Hurricane Irma has strengthened into an "extremely dangerous" Category 5 storm, the National Hurricane Center said, threatening to slam into northeastern Caribbean islands and Puerto Rico by Wednesday before possibly taking aim at the US mainland.
Irma was churning Tuesday morning in the Atlantic about 270 miles east of Antigua and Barbuda, heading west with maximum sustained winds of 175 mph -- well above the 157 mph threshold for a Category 5 -- the hurricane center said.
The storm's forecast track currently has it near or over Antigua and Barbuda by late Tuesday or early Wednesday, and the Virgin Islands and Puerto Rico on Wednesday afternoon.
"Some fluctuations in intensity are likely during the next day or two, but Irma is forecast to remain a powerful Category 4 or 5 hurricane during the next couple of days," the center said.
It is still too early to tell the exact impact Irma will have on the United States.
Computer models show the system eventually heading toward Cuba and possibly turning north toward Florida by the weekend.
While Irma's exact path is uncertain, several islands in the Caribbean as well as Florida are bracing for the storm.
After declaring a state of emergency all across Florida, Gov. Rick Scott said President Donald Trump had "offered the full resources of the federal government as Floridians prepare for Hurricane Irma."
"In Florida, we always prepare for the worst and hope for the best, and while the exact path of Irma is not absolutely known at this time, we cannot afford to not be prepared," Scott said in a statement.
Hundreds of people rushed to the stores, emptying shelves of food and drinking water just as Puerto Rico Gov. Ricardo Rosselló declared a state of emergency and activated the National Guard on Monday.
For hours, people also lined up outside hardware stores hoping to get plywood, batteries and power generators. If Irma knocks out power, Puerto Ricans said they are worried it would take weeks or months before the power is restored.
"It (power) is something absolutely necessary, especially due to Puerto Rico's weather. We need to have the A/C or a fan on all night," a woman told CNN affiliate WAPA.
Last month, the director of Puerto Rico's power utility, Ricardo Ramos Rodríguez, said several factors have made the island's electric system "vulnerable and fragile," WAPA reported.
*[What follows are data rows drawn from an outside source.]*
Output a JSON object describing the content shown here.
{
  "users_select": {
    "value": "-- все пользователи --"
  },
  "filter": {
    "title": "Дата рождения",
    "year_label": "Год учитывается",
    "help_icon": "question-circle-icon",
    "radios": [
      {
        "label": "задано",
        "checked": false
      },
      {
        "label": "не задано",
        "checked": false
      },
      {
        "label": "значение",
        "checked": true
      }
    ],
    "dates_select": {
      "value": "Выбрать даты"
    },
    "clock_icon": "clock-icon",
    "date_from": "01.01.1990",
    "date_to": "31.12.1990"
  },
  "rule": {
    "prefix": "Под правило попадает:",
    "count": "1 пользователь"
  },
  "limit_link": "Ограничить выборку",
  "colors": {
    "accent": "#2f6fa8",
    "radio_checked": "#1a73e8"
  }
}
One of those factors is the shortage of employees. Many workers recently retired or left their jobs for better prospects in the US mainland, Ramos Rodríguez said.
Public schools and officials at the University of Puerto Rico campuses have canceled classes, and many businesses remain closed.
Puerto Rico and a string of Caribbean islands are under hurricane warnings, including Antigua and Barbuda; the British and US Virgin Islands; Anguilla; Montserrat; St. Kitts; Nevis; Saba; St. Eustatius; St. Martin/Sint Maarten; and St. Barts, the hurricane center said.
The warnings are usually issued to areas that are expected to eventually experience hurricane-force winds (at least 74 mph), with the expectation that they would get tropical-storm-force winds of at least 39 mph about 36 hours after the alert goes into effect.
"Make a U-turn and die in the ocean, Irma. The Caribbean islands don't need more problems!" Twitter user mujertropical wrote about the storm.
'Better safe than sorry'
By the weekend, it's possible that Irma could start heading to eastern Florida and also farther up the East Coast, CNN meteorologist and weather anchor Pedram Javaheri said.
"Everyone wants to see this at least meander away from the United States. The strength, the positioning, the timing of that troughs coming in to the eastern coastline will dictate exactly where Irma ends up," Javaheri said.
In Miami, supermarkets are already selling out on water and nonperishable food. People are trying to beat the rush in case Irma makes landfall.
"I've been through hurricanes and they're like 'Oh it's going to hit right here' and then it hits 30, 40 miles up the coast and it kind of changes the way everything goes so better safe than sorry," Greg Andrews told CNN affiliate WPLG.
Why Irma could be especially intense
Irma is a classic "Cape Verde hurricane," meaning it formed in the far eastern Atlantic, near the Cape Verde Islands (now known as the Cabo Verde Islands), before tracking all the way across the Atlantic, CNN meteorologist Brandon Miller said.
And Cape Verde storms frequently become some of the largest and most intense hurricanes. Examples include Hurricane Hugo, Hurricane Floyd and Hurricane Ivan.